##### Dataset content

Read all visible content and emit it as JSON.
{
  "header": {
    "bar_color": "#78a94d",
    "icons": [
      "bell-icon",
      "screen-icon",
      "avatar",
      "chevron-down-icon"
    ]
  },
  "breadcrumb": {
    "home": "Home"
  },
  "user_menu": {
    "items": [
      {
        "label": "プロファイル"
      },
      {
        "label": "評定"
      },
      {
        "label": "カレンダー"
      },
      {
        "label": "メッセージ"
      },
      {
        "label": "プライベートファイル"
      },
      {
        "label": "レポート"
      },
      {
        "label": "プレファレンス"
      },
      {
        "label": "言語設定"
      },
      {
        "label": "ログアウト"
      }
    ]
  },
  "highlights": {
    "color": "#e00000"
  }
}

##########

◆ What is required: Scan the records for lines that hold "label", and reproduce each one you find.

◆ Answer to this exercise:
        "label": "プロファイル"
        "label": "評定"
        "label": "カレンダー"
        "label": "メッセージ"
        "label": "プライベートファイル"
        "label": "レポート"
        "label": "プレファレンス"
        "label": "言語設定"
        "label": "ログアウト"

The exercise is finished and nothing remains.